**PROBLEM REQUIREMENTS**
Go through the records below and copy out every line that contains the word "this".

**INFORMATION**
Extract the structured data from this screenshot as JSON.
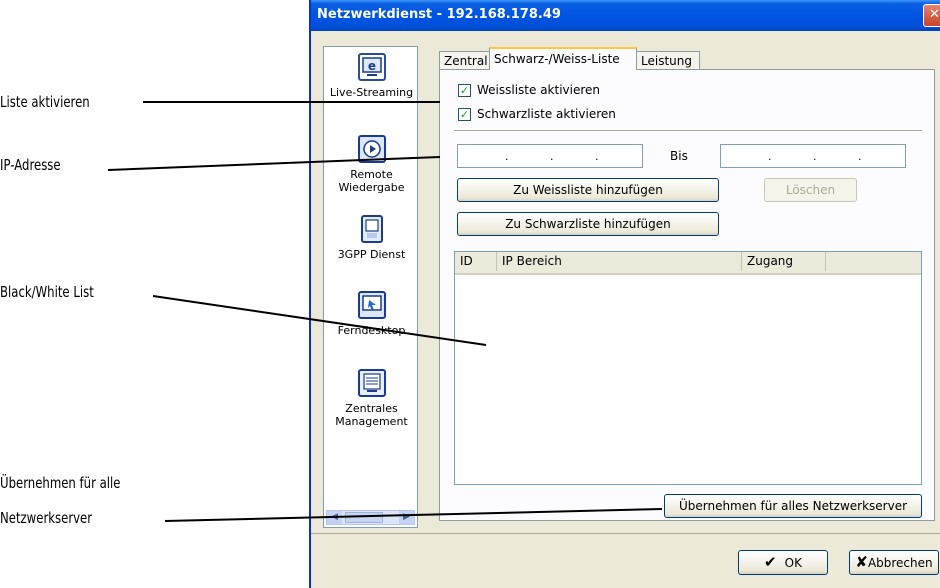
{
  "callouts": {
    "liste": "Liste aktivieren",
    "ip": "IP-Adresse",
    "bwlist": "Black/White List",
    "apply_line1": "Übernehmen für alle",
    "apply_line2": "Netzwerkserver"
  },
  "window": {
    "title": "Netzwerkdienst - 192.168.178.49",
    "close_glyph": "✕"
  },
  "sidebar": {
    "items": [
      {
        "label": "Live-Streaming",
        "icon": "live-streaming-icon"
      },
      {
        "label": "Remote",
        "label2": "Wiedergabe",
        "icon": "remote-playback-icon"
      },
      {
        "label": "3GPP Dienst",
        "icon": "3gpp-device-icon"
      },
      {
        "label": "Ferndesktop",
        "icon": "remote-desktop-icon"
      },
      {
        "label": "Zentrales",
        "label2": "Management",
        "icon": "central-management-icon"
      }
    ],
    "scroll_left": "◀",
    "scroll_right": "▶"
  },
  "tabs": [
    {
      "label": "Zentral"
    },
    {
      "label": "Schwarz-/Weiss-Liste",
      "active": true
    },
    {
      "label": "Leistung"
    }
  ],
  "panel": {
    "whitelist_checkbox": {
      "label": "Weissliste aktivieren",
      "checked": true
    },
    "blacklist_checkbox": {
      "label": "Schwarzliste aktivieren",
      "checked": true
    },
    "check_glyph": "✓",
    "ip_from_dots": [
      ".",
      ".",
      "."
    ],
    "bis_label": "Bis",
    "ip_to_dots": [
      ".",
      ".",
      "."
    ],
    "add_whitelist": "Zu Weissliste hinzufügen",
    "delete": "Löschen",
    "add_blacklist": "Zu Schwarzliste hinzufügen",
    "columns": [
      "ID",
      "IP Bereich",
      "Zugang"
    ],
    "apply_all": "Übernehmen für alles Netzwerkserver"
  },
  "footer": {
    "ok": "OK",
    "ok_glyph": "✔",
    "cancel": "Abbrechen",
    "cancel_glyph": "✘"
  },
  "colors": {
    "titlebar": "#0054e3",
    "dialog_bg": "#ece9d8",
    "tab_highlight": "#ffc73c"
  }
}
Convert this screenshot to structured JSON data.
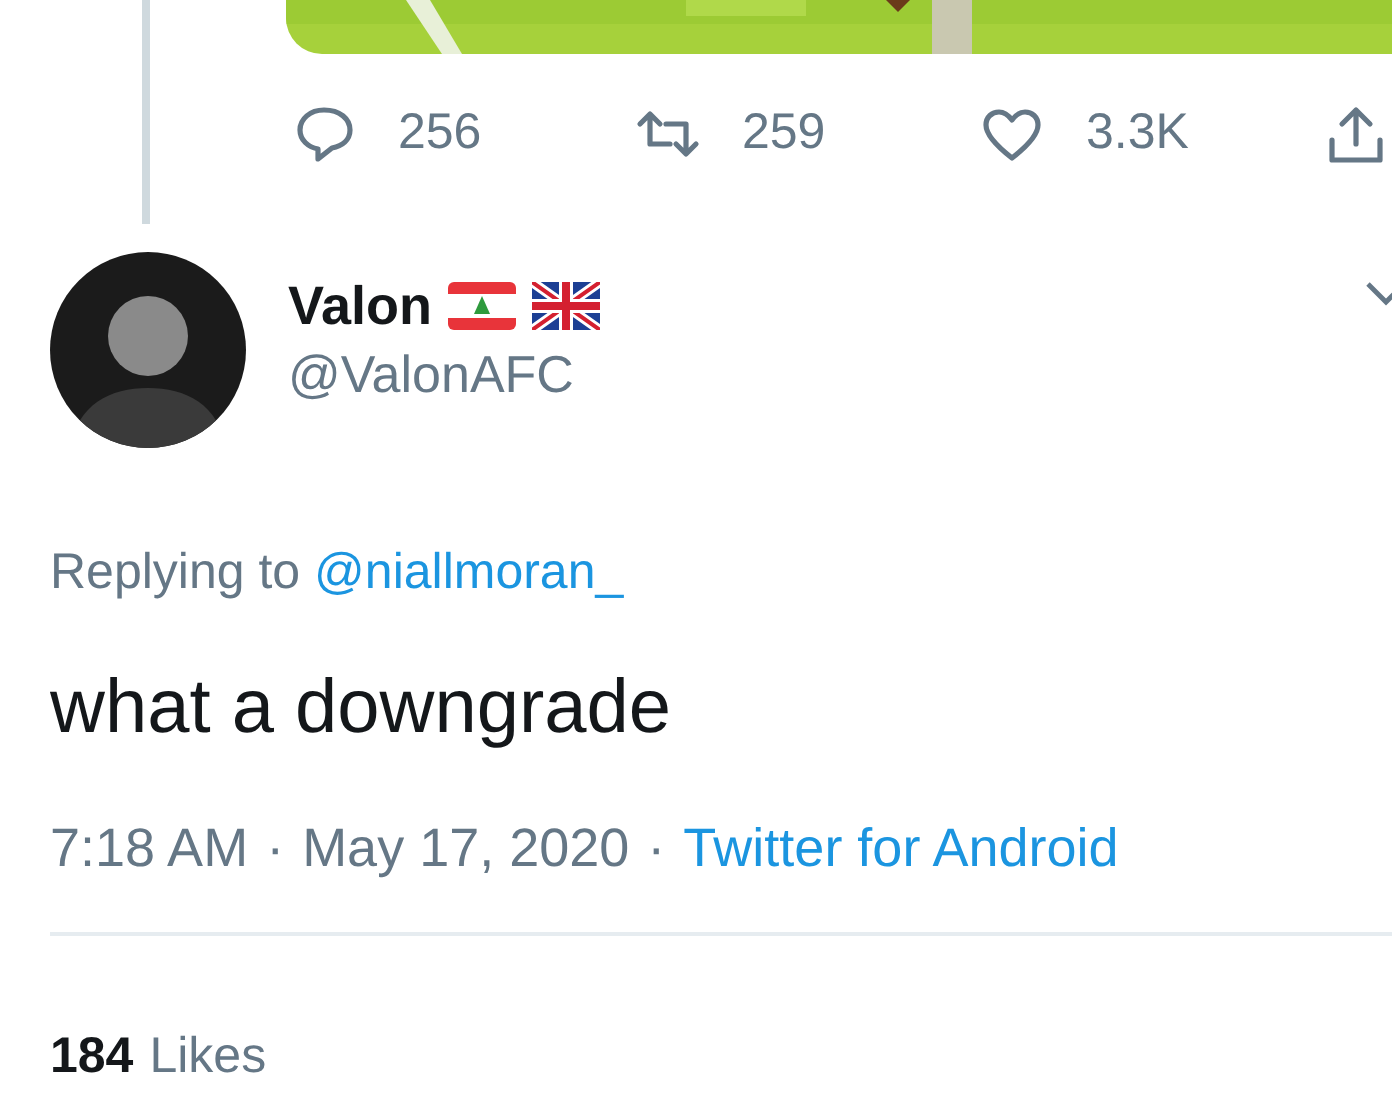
{
  "stats": [
    {
      "kind": "reply",
      "count": "256"
    },
    {
      "kind": "retweet",
      "count": "259"
    },
    {
      "kind": "like",
      "count": "3.3K"
    },
    {
      "kind": "share"
    }
  ],
  "author": {
    "name": "Valon",
    "handle": "@ValonAFC"
  },
  "reply_to": {
    "prefix": "Replying to",
    "handle": "@niallmoran_"
  },
  "text": "what a downgrade",
  "meta": [
    {
      "kind": "text",
      "text": "7:18 AM"
    },
    {
      "kind": "sep",
      "text": "·"
    },
    {
      "kind": "text",
      "text": "May 17, 2020"
    },
    {
      "kind": "sep",
      "text": "·"
    },
    {
      "kind": "link",
      "text": "Twitter for Android"
    }
  ],
  "likes": {
    "count": "184",
    "label": "Likes"
  }
}
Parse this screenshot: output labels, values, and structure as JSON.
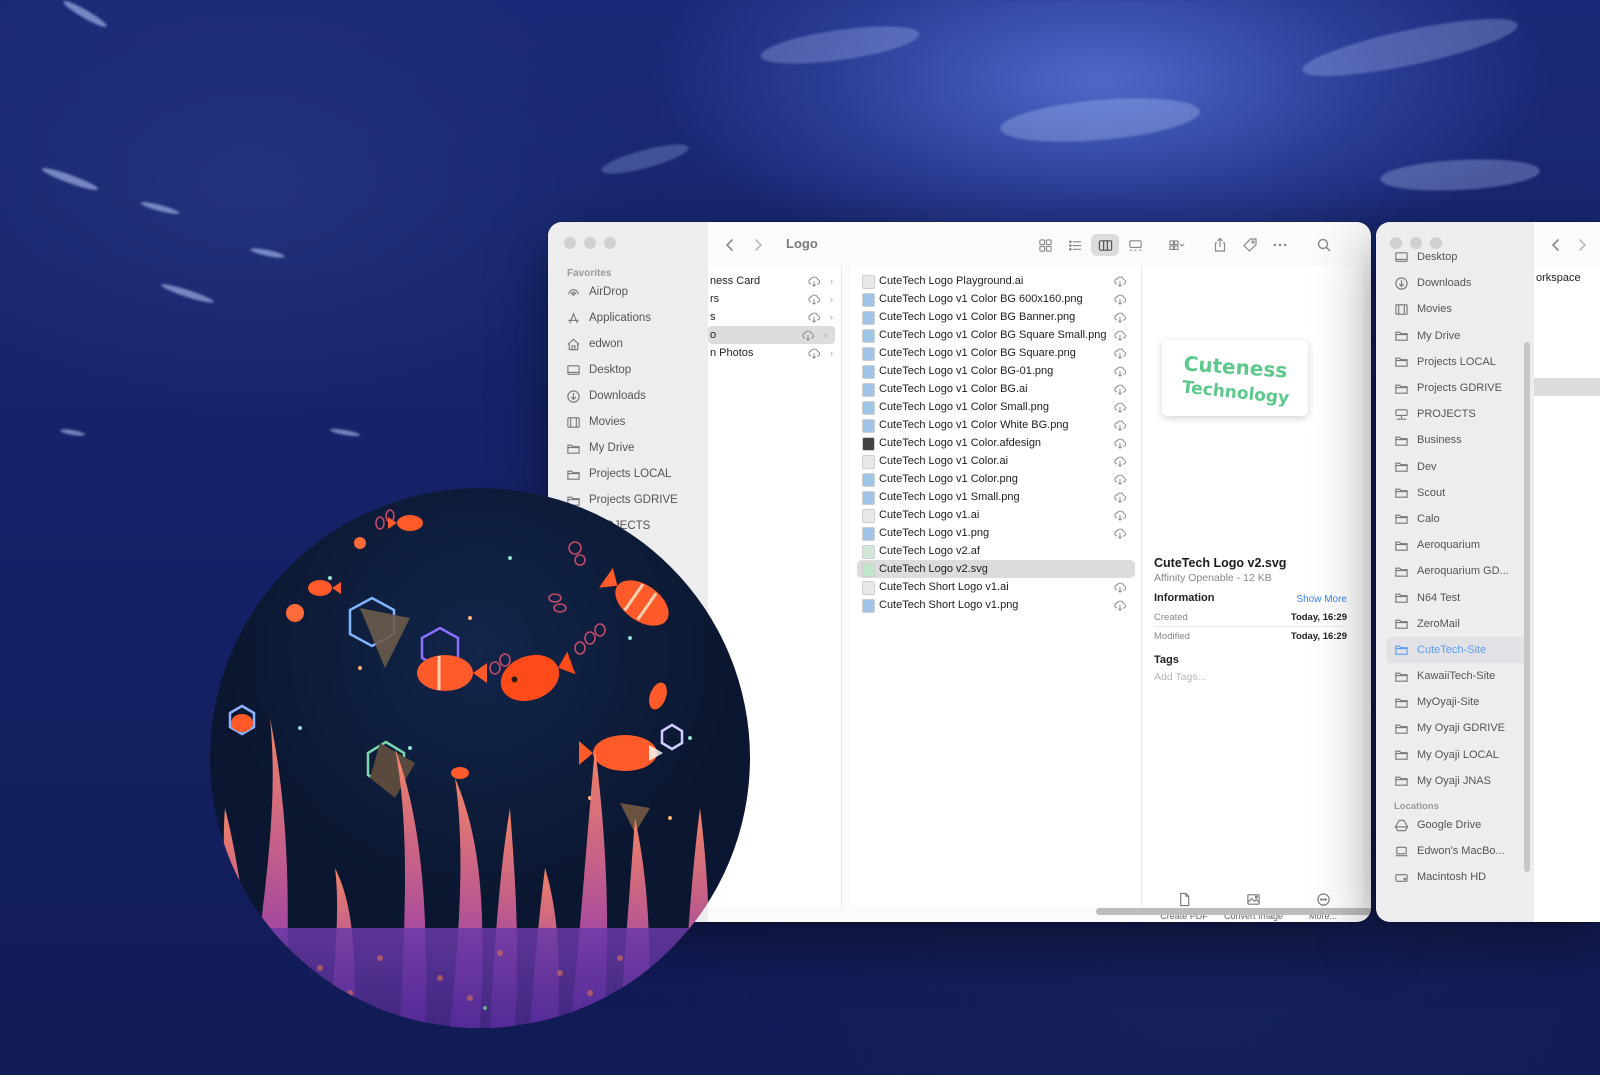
{
  "finder_main": {
    "path_title": "Logo",
    "sidebar": {
      "section": "Favorites",
      "items": [
        {
          "label": "AirDrop",
          "icon": "airdrop-icon"
        },
        {
          "label": "Applications",
          "icon": "applications-icon"
        },
        {
          "label": "edwon",
          "icon": "home-icon"
        },
        {
          "label": "Desktop",
          "icon": "desktop-icon"
        },
        {
          "label": "Downloads",
          "icon": "downloads-icon"
        },
        {
          "label": "Movies",
          "icon": "movies-icon"
        },
        {
          "label": "My Drive",
          "icon": "folder-icon"
        },
        {
          "label": "Projects LOCAL",
          "icon": "folder-icon"
        },
        {
          "label": "Projects GDRIVE",
          "icon": "folder-icon"
        },
        {
          "label": "PROJECTS",
          "icon": "network-drive-icon"
        }
      ]
    },
    "parent_column": [
      {
        "label": "ness Card",
        "selected": false
      },
      {
        "label": "rs",
        "selected": false
      },
      {
        "label": "s",
        "selected": false
      },
      {
        "label": "o",
        "selected": true
      },
      {
        "label": "n Photos",
        "selected": false
      }
    ],
    "files": [
      {
        "name": "CuteTech Logo Playground.ai",
        "cloud": true,
        "selected": false,
        "icon": "ai-file-icon"
      },
      {
        "name": "CuteTech Logo v1 Color BG 600x160.png",
        "cloud": true,
        "selected": false,
        "icon": "png-file-icon"
      },
      {
        "name": "CuteTech Logo v1 Color BG Banner.png",
        "cloud": true,
        "selected": false,
        "icon": "png-file-icon"
      },
      {
        "name": "CuteTech Logo v1 Color BG Square Small.png",
        "cloud": true,
        "selected": false,
        "icon": "png-file-icon"
      },
      {
        "name": "CuteTech Logo v1 Color BG Square.png",
        "cloud": true,
        "selected": false,
        "icon": "png-file-icon"
      },
      {
        "name": "CuteTech Logo v1 Color BG-01.png",
        "cloud": true,
        "selected": false,
        "icon": "png-file-icon"
      },
      {
        "name": "CuteTech Logo v1 Color BG.ai",
        "cloud": true,
        "selected": false,
        "icon": "png-file-icon"
      },
      {
        "name": "CuteTech Logo v1 Color Small.png",
        "cloud": true,
        "selected": false,
        "icon": "png-file-icon"
      },
      {
        "name": "CuteTech Logo v1 Color White BG.png",
        "cloud": true,
        "selected": false,
        "icon": "png-file-icon"
      },
      {
        "name": "CuteTech Logo v1 Color.afdesign",
        "cloud": true,
        "selected": false,
        "icon": "afdesign-file-icon"
      },
      {
        "name": "CuteTech Logo v1 Color.ai",
        "cloud": true,
        "selected": false,
        "icon": "ai-file-icon"
      },
      {
        "name": "CuteTech Logo v1 Color.png",
        "cloud": true,
        "selected": false,
        "icon": "png-file-icon"
      },
      {
        "name": "CuteTech Logo v1 Small.png",
        "cloud": true,
        "selected": false,
        "icon": "png-file-icon"
      },
      {
        "name": "CuteTech Logo v1.ai",
        "cloud": true,
        "selected": false,
        "icon": "ai-file-icon"
      },
      {
        "name": "CuteTech Logo v1.png",
        "cloud": true,
        "selected": false,
        "icon": "png-file-icon"
      },
      {
        "name": "CuteTech Logo v2.af",
        "cloud": false,
        "selected": false,
        "icon": "af-file-icon"
      },
      {
        "name": "CuteTech Logo v2.svg",
        "cloud": false,
        "selected": true,
        "icon": "svg-file-icon"
      },
      {
        "name": "CuteTech Short Logo v1.ai",
        "cloud": true,
        "selected": false,
        "icon": "ai-file-icon"
      },
      {
        "name": "CuteTech Short Logo v1.png",
        "cloud": true,
        "selected": false,
        "icon": "png-file-icon"
      }
    ],
    "preview": {
      "logo_line1": "Cuteness",
      "logo_line2": "Technology",
      "logo_color": "#5cc98a",
      "file_name": "CuteTech Logo v2.svg",
      "kind": "Affinity Openable - 12 KB",
      "info_heading": "Information",
      "show_more": "Show More",
      "created_label": "Created",
      "created_value": "Today, 16:29",
      "modified_label": "Modified",
      "modified_value": "Today, 16:29",
      "tags_heading": "Tags",
      "tags_placeholder": "Add Tags...",
      "actions": [
        {
          "label": "Create PDF",
          "icon": "document-icon"
        },
        {
          "label": "Convert Image",
          "icon": "image-icon"
        },
        {
          "label": "More...",
          "icon": "ellipsis-circle-icon"
        }
      ]
    }
  },
  "finder_second": {
    "sidebar_items": [
      {
        "label": "Desktop",
        "icon": "desktop-icon"
      },
      {
        "label": "Downloads",
        "icon": "downloads-icon"
      },
      {
        "label": "Movies",
        "icon": "movies-icon"
      },
      {
        "label": "My Drive",
        "icon": "folder-icon"
      },
      {
        "label": "Projects LOCAL",
        "icon": "folder-icon"
      },
      {
        "label": "Projects GDRIVE",
        "icon": "folder-icon"
      },
      {
        "label": "PROJECTS",
        "icon": "network-drive-icon"
      },
      {
        "label": "Business",
        "icon": "folder-icon"
      },
      {
        "label": "Dev",
        "icon": "folder-icon"
      },
      {
        "label": "Scout",
        "icon": "folder-icon"
      },
      {
        "label": "Calo",
        "icon": "folder-icon"
      },
      {
        "label": "Aeroquarium",
        "icon": "folder-icon"
      },
      {
        "label": "Aeroquarium GD...",
        "icon": "folder-icon"
      },
      {
        "label": "N64 Test",
        "icon": "folder-icon"
      },
      {
        "label": "ZeroMail",
        "icon": "folder-icon"
      },
      {
        "label": "CuteTech-Site",
        "icon": "folder-icon",
        "selected": true
      },
      {
        "label": "KawaiiTech-Site",
        "icon": "folder-icon"
      },
      {
        "label": "MyOyaji-Site",
        "icon": "folder-icon"
      },
      {
        "label": "My Oyaji GDRIVE",
        "icon": "folder-icon"
      },
      {
        "label": "My Oyaji LOCAL",
        "icon": "folder-icon"
      },
      {
        "label": "My Oyaji JNAS",
        "icon": "folder-icon"
      }
    ],
    "locations_section": "Locations",
    "locations": [
      {
        "label": "Google Drive",
        "icon": "google-drive-icon"
      },
      {
        "label": "Edwon's MacBo...",
        "icon": "laptop-icon"
      },
      {
        "label": "Macintosh HD",
        "icon": "disk-icon"
      }
    ],
    "column_fragment": "orkspace"
  }
}
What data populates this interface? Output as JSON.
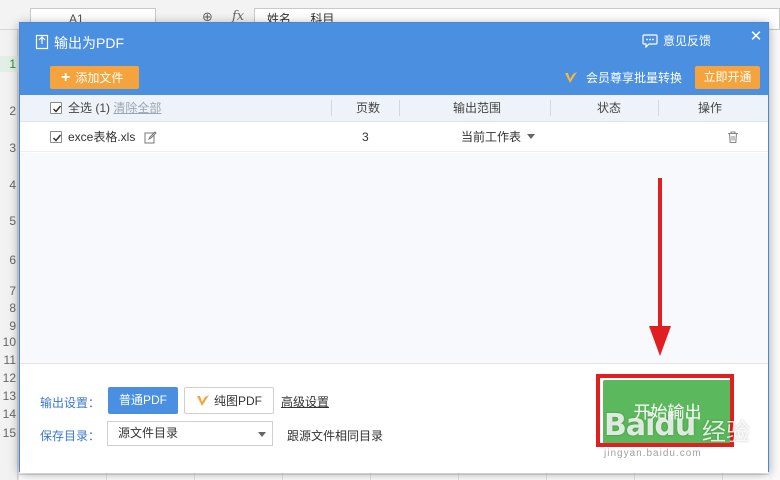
{
  "spreadsheet": {
    "cell_ref": "A1",
    "formula_text": "姓名 科目",
    "row_numbers": [
      "1",
      "2",
      "3",
      "4",
      "5",
      "6",
      "7",
      "8",
      "9",
      "10",
      "11",
      "12",
      "13",
      "14",
      "15"
    ]
  },
  "dialog": {
    "title": "输出为PDF",
    "feedback_label": "意见反馈",
    "close_glyph": "✕",
    "add_file_label": "添加文件",
    "vip_promo": "会员尊享批量转换",
    "open_now_label": "立即开通",
    "table": {
      "select_all_label": "全选",
      "select_count": "(1)",
      "clear_all_label": "清除全部",
      "columns": {
        "pages": "页数",
        "range": "输出范围",
        "status": "状态",
        "actions": "操作"
      },
      "rows": [
        {
          "filename": "exce表格.xls",
          "pages": "3",
          "range": "当前工作表",
          "status": ""
        }
      ]
    },
    "footer": {
      "output_settings_label": "输出设置：",
      "normal_pdf_label": "普通PDF",
      "image_pdf_label": "纯图PDF",
      "advanced_settings_label": "高级设置",
      "save_dir_label": "保存目录：",
      "save_dir_value": "源文件目录",
      "same_dir_text": "跟源文件相同目录",
      "start_button_label": "开始输出"
    }
  },
  "watermark": {
    "brand": "Baidu",
    "text": "经验",
    "url": "jingyan.baidu.com"
  },
  "colors": {
    "header_blue": "#4a8fe0",
    "accent_orange": "#f5a33c",
    "start_green": "#5cb85c",
    "annotation_red": "#e02020"
  },
  "icons": [
    "pdf-export-icon",
    "feedback-icon",
    "close-icon",
    "plus-icon",
    "vip-icon",
    "checkbox-checked-icon",
    "edit-icon",
    "dropdown-caret-icon",
    "trash-icon",
    "vip-small-icon",
    "search-icon",
    "fx-icon"
  ]
}
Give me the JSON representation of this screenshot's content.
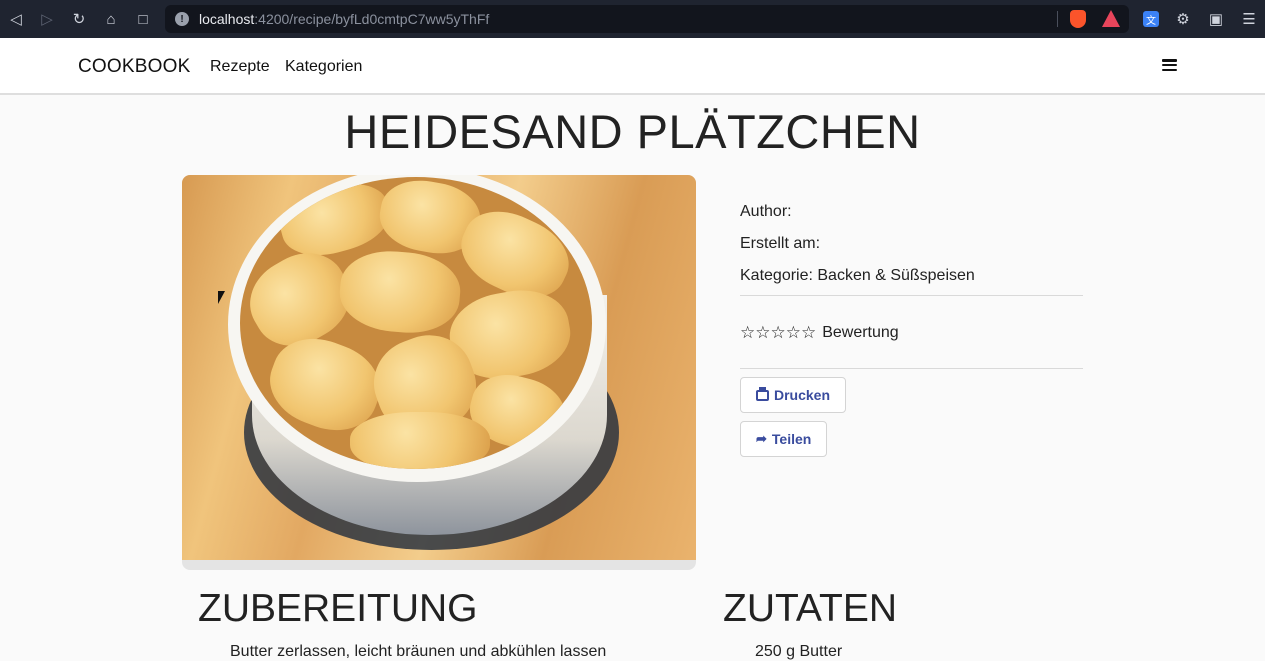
{
  "browser": {
    "url_host": "localhost",
    "url_rest": ":4200/recipe/byfLd0cmtpC7ww5yThFf",
    "info_glyph": "!"
  },
  "nav": {
    "brand": "COOKBOOK",
    "links": [
      "Rezepte",
      "Kategorien"
    ]
  },
  "recipe": {
    "title": "HEIDESAND PLÄTZCHEN",
    "author_label": "Author:",
    "created_label": "Erstellt am:",
    "category_label": "Kategorie: Backen & Süßspeisen",
    "rating_stars": "☆☆☆☆☆",
    "rating_label": "Bewertung",
    "print_label": "Drucken",
    "share_label": "Teilen"
  },
  "sections": {
    "preparation_title": "ZUBEREITUNG",
    "ingredients_title": "ZUTATEN",
    "first_step": "Butter zerlassen, leicht bräunen und abkühlen lassen",
    "first_ingredient": "250 g Butter"
  }
}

**ANSWER FOR THE TASK**
Extract the structured data from this screenshot as JSON.
Convert this screenshot to structured JSON data.
Parse this screenshot: output labels, values, and structure as JSON.
What data populates this interface? Output as JSON.
Give me the JSON representation of this screenshot's content.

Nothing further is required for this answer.